he protects the fleeing Adeline and the baby. Her resolve to find a new life for herself brilliantly
sets the scene for the promised second installment of the trilogy.
~ Lynn Bueling, Book Reviewer for Western Writers of America and The Bismarck Tribune
With her unique talent for story telling, Pamela Foster goes back in time and paints her word pictures with
elegance in this tale of love, redemption and faith in a West rarely presented by writers today. A touching,
troubling look at the influence of war on men and women of another era.
~ Velda Brotherton, author of Wilda's Outlaw
Click here to see all the reviews for Ridgeline!
On the ridgeline, Jeremiah shifted in the saddle and breathed deep the smell of wood smoke
floating up from the chimney of the cabin below, drank in the sight of Maggie, his woman,
leaning in the open door of the cabin from which he had ridden away seven months earlier.
He indulged his vanity and fed his hope by believing this woman had stood right there through
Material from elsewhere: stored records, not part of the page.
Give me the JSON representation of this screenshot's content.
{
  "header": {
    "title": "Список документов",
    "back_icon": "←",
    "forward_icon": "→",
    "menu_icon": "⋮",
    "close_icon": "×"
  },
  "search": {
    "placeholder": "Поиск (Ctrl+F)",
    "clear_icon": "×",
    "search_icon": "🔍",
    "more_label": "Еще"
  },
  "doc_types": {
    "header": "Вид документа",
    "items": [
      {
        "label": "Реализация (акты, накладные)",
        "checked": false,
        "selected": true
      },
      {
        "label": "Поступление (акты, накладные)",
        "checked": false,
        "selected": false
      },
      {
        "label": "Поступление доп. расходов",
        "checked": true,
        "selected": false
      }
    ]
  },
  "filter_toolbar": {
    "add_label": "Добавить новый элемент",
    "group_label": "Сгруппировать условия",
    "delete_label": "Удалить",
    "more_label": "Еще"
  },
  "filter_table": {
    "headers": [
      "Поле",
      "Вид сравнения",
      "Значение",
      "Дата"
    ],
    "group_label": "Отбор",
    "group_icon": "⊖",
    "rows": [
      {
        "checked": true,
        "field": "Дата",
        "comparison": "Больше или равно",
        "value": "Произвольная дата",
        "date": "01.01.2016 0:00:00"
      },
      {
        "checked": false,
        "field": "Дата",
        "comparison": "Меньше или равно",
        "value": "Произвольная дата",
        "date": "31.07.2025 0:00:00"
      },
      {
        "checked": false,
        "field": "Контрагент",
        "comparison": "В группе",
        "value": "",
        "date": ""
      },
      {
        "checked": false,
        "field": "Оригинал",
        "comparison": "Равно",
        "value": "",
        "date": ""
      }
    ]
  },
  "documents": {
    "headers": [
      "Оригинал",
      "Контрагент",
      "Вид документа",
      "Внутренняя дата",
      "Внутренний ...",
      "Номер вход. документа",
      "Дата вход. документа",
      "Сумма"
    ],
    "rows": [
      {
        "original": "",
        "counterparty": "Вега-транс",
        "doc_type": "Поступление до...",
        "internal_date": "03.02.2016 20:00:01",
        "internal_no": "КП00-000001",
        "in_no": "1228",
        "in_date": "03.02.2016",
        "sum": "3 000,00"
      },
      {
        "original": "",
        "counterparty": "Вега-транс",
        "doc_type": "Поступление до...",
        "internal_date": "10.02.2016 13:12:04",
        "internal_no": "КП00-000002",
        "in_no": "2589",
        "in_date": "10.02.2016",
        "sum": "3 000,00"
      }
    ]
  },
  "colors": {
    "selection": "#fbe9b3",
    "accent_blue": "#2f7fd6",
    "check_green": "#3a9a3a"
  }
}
all the long days he'd been gone serving the Lord, through every star-filled night while he
curled, dog-like, around an open fire and watched the stars turn in the sky and imagined her
just like this, watching the horizon for his return, patient even as he tarried.
As if, in his absence, she'd not gone about her daily life, tended her ragged garden, tolerated
the touch of her brutish husband as he ran a rough hand up and over the birthmark that stained
the inside of her left thigh, the reddish mark the near exact size and shape of a mouse, the
curlicue of the tail disappearing into her dark warmth. As if, in place of what had become of
her life, through all these days and nights, the woman had simply waited, her longing quietly
drawing him to her as a ripe moon calls the rising tide.
The bay tossed her head, a quiver running from withers to nose. Jeremiah gathered the reins and
spoke low, his words a silvery fog that hung in the motionless air for a moment before floating
wraith-like to join a cloud of cooling sweat rising from the horse. Winter-robbed of all but
palest gold, dawn's fingers crept over the eastern rise and glinted cold light from the woman's
hand—a deep, lethal-blue flash the preacher knew all too well as the gemlike color of a
tiny, killing bottle, no bigger surely than the seed of sin born in David's heart when first
he looked upon Bathsheba.
The snarling voice of the woman's husband split the morning air, destroyed all hope. The sound
floated up the hill ominous as the first notes of a bugle on a misty morn with men lined on
either side of some godforsaken hill or blood-thirsty meadowland. Jeremiah spurred his horse
down into the hollow even as Maggie raised the blue bottle to her mouth, her head thrown back,
her tender, white throat exposed as she swallowed his dreams drop by drop, condemned him to
hell for all eternity.
"Nooooo!" His plea pierced the heavens.